== Segment start ==

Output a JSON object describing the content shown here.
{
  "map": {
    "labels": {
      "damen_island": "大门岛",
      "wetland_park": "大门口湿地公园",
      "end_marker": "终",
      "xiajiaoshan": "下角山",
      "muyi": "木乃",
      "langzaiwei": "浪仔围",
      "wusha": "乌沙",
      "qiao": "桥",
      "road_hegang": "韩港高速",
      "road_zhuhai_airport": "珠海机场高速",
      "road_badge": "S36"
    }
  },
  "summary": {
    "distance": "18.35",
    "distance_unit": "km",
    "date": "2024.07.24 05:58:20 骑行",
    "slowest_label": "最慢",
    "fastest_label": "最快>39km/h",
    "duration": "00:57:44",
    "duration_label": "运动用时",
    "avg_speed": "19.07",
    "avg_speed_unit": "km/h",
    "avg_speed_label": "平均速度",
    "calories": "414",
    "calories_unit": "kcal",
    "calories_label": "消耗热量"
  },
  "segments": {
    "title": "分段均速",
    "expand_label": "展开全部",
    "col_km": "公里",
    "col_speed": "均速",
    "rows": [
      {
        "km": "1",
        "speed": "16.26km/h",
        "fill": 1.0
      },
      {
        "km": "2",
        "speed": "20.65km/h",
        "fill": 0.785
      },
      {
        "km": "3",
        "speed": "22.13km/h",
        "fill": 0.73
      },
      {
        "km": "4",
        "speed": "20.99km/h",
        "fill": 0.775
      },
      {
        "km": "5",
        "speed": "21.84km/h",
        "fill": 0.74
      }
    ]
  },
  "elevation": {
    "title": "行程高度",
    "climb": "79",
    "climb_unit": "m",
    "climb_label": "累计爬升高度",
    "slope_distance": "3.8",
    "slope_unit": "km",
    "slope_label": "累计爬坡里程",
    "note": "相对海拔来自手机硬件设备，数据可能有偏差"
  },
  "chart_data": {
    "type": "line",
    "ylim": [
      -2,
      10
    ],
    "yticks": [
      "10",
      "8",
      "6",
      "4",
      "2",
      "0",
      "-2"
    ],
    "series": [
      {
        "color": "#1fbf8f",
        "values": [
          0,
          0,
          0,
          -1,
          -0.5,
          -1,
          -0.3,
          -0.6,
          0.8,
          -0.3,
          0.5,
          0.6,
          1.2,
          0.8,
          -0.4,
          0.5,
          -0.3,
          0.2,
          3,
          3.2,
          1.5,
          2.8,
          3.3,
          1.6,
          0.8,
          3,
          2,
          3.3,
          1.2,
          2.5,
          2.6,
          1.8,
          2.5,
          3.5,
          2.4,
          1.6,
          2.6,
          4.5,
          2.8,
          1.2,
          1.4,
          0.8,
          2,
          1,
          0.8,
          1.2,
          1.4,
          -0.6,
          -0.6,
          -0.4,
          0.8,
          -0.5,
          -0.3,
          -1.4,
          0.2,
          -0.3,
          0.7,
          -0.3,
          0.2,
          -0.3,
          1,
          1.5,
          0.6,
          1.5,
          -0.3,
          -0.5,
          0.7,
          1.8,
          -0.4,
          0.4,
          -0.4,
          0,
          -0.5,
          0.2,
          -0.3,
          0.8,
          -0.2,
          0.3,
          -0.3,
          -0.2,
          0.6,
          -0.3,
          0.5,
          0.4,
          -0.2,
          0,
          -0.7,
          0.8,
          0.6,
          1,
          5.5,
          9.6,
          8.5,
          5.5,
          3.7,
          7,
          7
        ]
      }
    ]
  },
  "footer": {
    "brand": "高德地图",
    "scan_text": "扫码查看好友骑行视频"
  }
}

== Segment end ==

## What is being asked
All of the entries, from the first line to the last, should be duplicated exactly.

## Solution to this task
Output a JSON object describing the content shown here.
{
  "map": {
    "labels": {
      "damen_island": "大门岛",
      "wetland_park": "大门口湿地公园",
      "end_marker": "终",
      "xiajiaoshan": "下角山",
      "muyi": "木乃",
      "langzaiwei": "浪仔围",
      "wusha": "乌沙",
      "qiao": "桥",
      "road_hegang": "韩港高速",
      "road_zhuhai_airport": "珠海机场高速",
      "road_badge": "S36"
    }
  },
  "summary": {
    "distance": "18.35",
    "distance_unit": "km",
    "date": "2024.07.24 05:58:20 骑行",
    "slowest_label": "最慢",
    "fastest_label": "最快>39km/h",
    "duration": "00:57:44",
    "duration_label": "运动用时",
    "avg_speed": "19.07",
    "avg_speed_unit": "km/h",
    "avg_speed_label": "平均速度",
    "calories": "414",
    "calories_unit": "kcal",
    "calories_label": "消耗热量"
  },
  "segments": {
    "title": "分段均速",
    "expand_label": "展开全部",
    "col_km": "公里",
    "col_speed": "均速",
    "rows": [
      {
        "km": "1",
        "speed": "16.26km/h",
        "fill": 1.0
      },
      {
        "km": "2",
        "speed": "20.65km/h",
        "fill": 0.785
      },
      {
        "km": "3",
        "speed": "22.13km/h",
        "fill": 0.73
      },
      {
        "km": "4",
        "speed": "20.99km/h",
        "fill": 0.775
      },
      {
        "km": "5",
        "speed": "21.84km/h",
        "fill": 0.74
      }
    ]
  },
  "elevation": {
    "title": "行程高度",
    "climb": "79",
    "climb_unit": "m",
    "climb_label": "累计爬升高度",
    "slope_distance": "3.8",
    "slope_unit": "km",
    "slope_label": "累计爬坡里程",
    "note": "相对海拔来自手机硬件设备，数据可能有偏差"
  },
  "chart_data": {
    "type": "line",
    "ylim": [
      -2,
      10
    ],
    "yticks": [
      "10",
      "8",
      "6",
      "4",
      "2",
      "0",
      "-2"
    ],
    "series": [
      {
        "color": "#1fbf8f",
        "values": [
          0,
          0,
          0,
          -1,
          -0.5,
          -1,
          -0.3,
          -0.6,
          0.8,
          -0.3,
          0.5,
          0.6,
          1.2,
          0.8,
          -0.4,
          0.5,
          -0.3,
          0.2,
          3,
          3.2,
          1.5,
          2.8,
          3.3,
          1.6,
          0.8,
          3,
          2,
          3.3,
          1.2,
          2.5,
          2.6,
          1.8,
          2.5,
          3.5,
          2.4,
          1.6,
          2.6,
          4.5,
          2.8,
          1.2,
          1.4,
          0.8,
          2,
          1,
          0.8,
          1.2,
          1.4,
          -0.6,
          -0.6,
          -0.4,
          0.8,
          -0.5,
          -0.3,
          -1.4,
          0.2,
          -0.3,
          0.7,
          -0.3,
          0.2,
          -0.3,
          1,
          1.5,
          0.6,
          1.5,
          -0.3,
          -0.5,
          0.7,
          1.8,
          -0.4,
          0.4,
          -0.4,
          0,
          -0.5,
          0.2,
          -0.3,
          0.8,
          -0.2,
          0.3,
          -0.3,
          -0.2,
          0.6,
          -0.3,
          0.5,
          0.4,
          -0.2,
          0,
          -0.7,
          0.8,
          0.6,
          1,
          5.5,
          9.6,
          8.5,
          5.5,
          3.7,
          7,
          7
        ]
      }
    ]
  },
  "footer": {
    "brand": "高德地图",
    "scan_text": "扫码查看好友骑行视频"
  }
}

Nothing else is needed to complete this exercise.